### What is needed:
Repeat all of the entries, please, keeping each line exact.

[Stored records]

..........

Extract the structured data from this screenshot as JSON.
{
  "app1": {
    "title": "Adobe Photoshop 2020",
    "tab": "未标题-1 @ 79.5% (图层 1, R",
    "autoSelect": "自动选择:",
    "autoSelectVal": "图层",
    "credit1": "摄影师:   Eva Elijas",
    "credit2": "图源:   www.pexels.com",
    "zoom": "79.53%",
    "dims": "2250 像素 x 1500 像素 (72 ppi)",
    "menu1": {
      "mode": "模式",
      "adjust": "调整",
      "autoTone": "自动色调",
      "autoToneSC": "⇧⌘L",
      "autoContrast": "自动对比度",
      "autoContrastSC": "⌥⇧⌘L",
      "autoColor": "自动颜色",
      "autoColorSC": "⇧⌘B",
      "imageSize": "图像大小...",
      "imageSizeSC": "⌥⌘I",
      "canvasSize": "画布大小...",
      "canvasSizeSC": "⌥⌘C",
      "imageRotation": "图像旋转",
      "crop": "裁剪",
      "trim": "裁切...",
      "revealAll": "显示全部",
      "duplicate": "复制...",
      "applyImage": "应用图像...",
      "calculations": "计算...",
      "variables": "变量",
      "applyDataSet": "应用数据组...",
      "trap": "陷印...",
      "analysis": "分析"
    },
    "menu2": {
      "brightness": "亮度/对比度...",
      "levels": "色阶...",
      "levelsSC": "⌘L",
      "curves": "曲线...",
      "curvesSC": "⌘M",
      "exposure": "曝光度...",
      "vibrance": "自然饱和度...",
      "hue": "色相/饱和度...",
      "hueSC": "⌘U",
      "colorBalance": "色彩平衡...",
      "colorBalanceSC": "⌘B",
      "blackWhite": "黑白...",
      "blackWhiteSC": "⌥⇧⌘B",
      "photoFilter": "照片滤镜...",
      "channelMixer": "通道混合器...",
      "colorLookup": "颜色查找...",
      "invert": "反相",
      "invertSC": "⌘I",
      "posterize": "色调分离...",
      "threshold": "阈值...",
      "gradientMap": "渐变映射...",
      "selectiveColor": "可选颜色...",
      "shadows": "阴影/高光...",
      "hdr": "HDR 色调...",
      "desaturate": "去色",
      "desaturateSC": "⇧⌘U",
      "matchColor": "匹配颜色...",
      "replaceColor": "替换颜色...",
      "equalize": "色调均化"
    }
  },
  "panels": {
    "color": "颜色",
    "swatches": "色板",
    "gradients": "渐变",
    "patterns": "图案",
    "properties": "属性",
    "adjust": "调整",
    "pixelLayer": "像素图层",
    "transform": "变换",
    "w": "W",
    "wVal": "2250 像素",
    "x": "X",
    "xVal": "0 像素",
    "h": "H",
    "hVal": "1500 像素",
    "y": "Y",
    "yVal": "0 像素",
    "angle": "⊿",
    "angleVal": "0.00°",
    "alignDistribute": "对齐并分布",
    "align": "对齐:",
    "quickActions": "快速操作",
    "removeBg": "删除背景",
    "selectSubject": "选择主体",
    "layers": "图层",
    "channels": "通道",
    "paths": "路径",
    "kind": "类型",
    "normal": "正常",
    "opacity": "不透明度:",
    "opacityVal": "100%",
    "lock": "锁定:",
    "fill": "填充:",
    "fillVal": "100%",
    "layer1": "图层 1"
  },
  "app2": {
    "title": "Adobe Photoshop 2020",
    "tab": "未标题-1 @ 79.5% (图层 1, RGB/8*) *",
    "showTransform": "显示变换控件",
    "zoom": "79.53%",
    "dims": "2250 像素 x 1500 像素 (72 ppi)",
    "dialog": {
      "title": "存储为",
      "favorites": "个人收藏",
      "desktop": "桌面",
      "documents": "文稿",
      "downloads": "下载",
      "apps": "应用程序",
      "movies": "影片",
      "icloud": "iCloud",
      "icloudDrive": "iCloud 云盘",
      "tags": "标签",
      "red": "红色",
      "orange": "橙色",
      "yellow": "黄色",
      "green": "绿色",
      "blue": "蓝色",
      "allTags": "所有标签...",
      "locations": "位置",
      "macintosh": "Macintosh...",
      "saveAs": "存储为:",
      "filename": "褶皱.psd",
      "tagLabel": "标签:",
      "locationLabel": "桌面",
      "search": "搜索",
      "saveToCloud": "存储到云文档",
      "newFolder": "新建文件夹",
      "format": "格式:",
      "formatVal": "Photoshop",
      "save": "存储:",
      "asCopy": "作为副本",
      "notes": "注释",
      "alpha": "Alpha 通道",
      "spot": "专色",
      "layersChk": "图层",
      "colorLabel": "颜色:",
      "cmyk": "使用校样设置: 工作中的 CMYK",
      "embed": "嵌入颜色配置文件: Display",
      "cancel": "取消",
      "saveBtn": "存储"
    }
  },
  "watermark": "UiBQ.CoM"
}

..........

### Exercise result:
Extract the structured data from this screenshot as JSON.
{
  "app1": {
    "title": "Adobe Photoshop 2020",
    "tab": "未标题-1 @ 79.5% (图层 1, R",
    "autoSelect": "自动选择:",
    "autoSelectVal": "图层",
    "credit1": "摄影师:   Eva Elijas",
    "credit2": "图源:   www.pexels.com",
    "zoom": "79.53%",
    "dims": "2250 像素 x 1500 像素 (72 ppi)",
    "menu1": {
      "mode": "模式",
      "adjust": "调整",
      "autoTone": "自动色调",
      "autoToneSC": "⇧⌘L",
      "autoContrast": "自动对比度",
      "autoContrastSC": "⌥⇧⌘L",
      "autoColor": "自动颜色",
      "autoColorSC": "⇧⌘B",
      "imageSize": "图像大小...",
      "imageSizeSC": "⌥⌘I",
      "canvasSize": "画布大小...",
      "canvasSizeSC": "⌥⌘C",
      "imageRotation": "图像旋转",
      "crop": "裁剪",
      "trim": "裁切...",
      "revealAll": "显示全部",
      "duplicate": "复制...",
      "applyImage": "应用图像...",
      "calculations": "计算...",
      "variables": "变量",
      "applyDataSet": "应用数据组...",
      "trap": "陷印...",
      "analysis": "分析"
    },
    "menu2": {
      "brightness": "亮度/对比度...",
      "levels": "色阶...",
      "levelsSC": "⌘L",
      "curves": "曲线...",
      "curvesSC": "⌘M",
      "exposure": "曝光度...",
      "vibrance": "自然饱和度...",
      "hue": "色相/饱和度...",
      "hueSC": "⌘U",
      "colorBalance": "色彩平衡...",
      "colorBalanceSC": "⌘B",
      "blackWhite": "黑白...",
      "blackWhiteSC": "⌥⇧⌘B",
      "photoFilter": "照片滤镜...",
      "channelMixer": "通道混合器...",
      "colorLookup": "颜色查找...",
      "invert": "反相",
      "invertSC": "⌘I",
      "posterize": "色调分离...",
      "threshold": "阈值...",
      "gradientMap": "渐变映射...",
      "selectiveColor": "可选颜色...",
      "shadows": "阴影/高光...",
      "hdr": "HDR 色调...",
      "desaturate": "去色",
      "desaturateSC": "⇧⌘U",
      "matchColor": "匹配颜色...",
      "replaceColor": "替换颜色...",
      "equalize": "色调均化"
    }
  },
  "panels": {
    "color": "颜色",
    "swatches": "色板",
    "gradients": "渐变",
    "patterns": "图案",
    "properties": "属性",
    "adjust": "调整",
    "pixelLayer": "像素图层",
    "transform": "变换",
    "w": "W",
    "wVal": "2250 像素",
    "x": "X",
    "xVal": "0 像素",
    "h": "H",
    "hVal": "1500 像素",
    "y": "Y",
    "yVal": "0 像素",
    "angle": "⊿",
    "angleVal": "0.00°",
    "alignDistribute": "对齐并分布",
    "align": "对齐:",
    "quickActions": "快速操作",
    "removeBg": "删除背景",
    "selectSubject": "选择主体",
    "layers": "图层",
    "channels": "通道",
    "paths": "路径",
    "kind": "类型",
    "normal": "正常",
    "opacity": "不透明度:",
    "opacityVal": "100%",
    "lock": "锁定:",
    "fill": "填充:",
    "fillVal": "100%",
    "layer1": "图层 1"
  },
  "app2": {
    "title": "Adobe Photoshop 2020",
    "tab": "未标题-1 @ 79.5% (图层 1, RGB/8*) *",
    "showTransform": "显示变换控件",
    "zoom": "79.53%",
    "dims": "2250 像素 x 1500 像素 (72 ppi)",
    "dialog": {
      "title": "存储为",
      "favorites": "个人收藏",
      "desktop": "桌面",
      "documents": "文稿",
      "downloads": "下载",
      "apps": "应用程序",
      "movies": "影片",
      "icloud": "iCloud",
      "icloudDrive": "iCloud 云盘",
      "tags": "标签",
      "red": "红色",
      "orange": "橙色",
      "yellow": "黄色",
      "green": "绿色",
      "blue": "蓝色",
      "allTags": "所有标签...",
      "locations": "位置",
      "macintosh": "Macintosh...",
      "saveAs": "存储为:",
      "filename": "褶皱.psd",
      "tagLabel": "标签:",
      "locationLabel": "桌面",
      "search": "搜索",
      "saveToCloud": "存储到云文档",
      "newFolder": "新建文件夹",
      "format": "格式:",
      "formatVal": "Photoshop",
      "save": "存储:",
      "asCopy": "作为副本",
      "notes": "注释",
      "alpha": "Alpha 通道",
      "spot": "专色",
      "layersChk": "图层",
      "colorLabel": "颜色:",
      "cmyk": "使用校样设置: 工作中的 CMYK",
      "embed": "嵌入颜色配置文件: Display",
      "cancel": "取消",
      "saveBtn": "存储"
    }
  },
  "watermark": "UiBQ.CoM"
}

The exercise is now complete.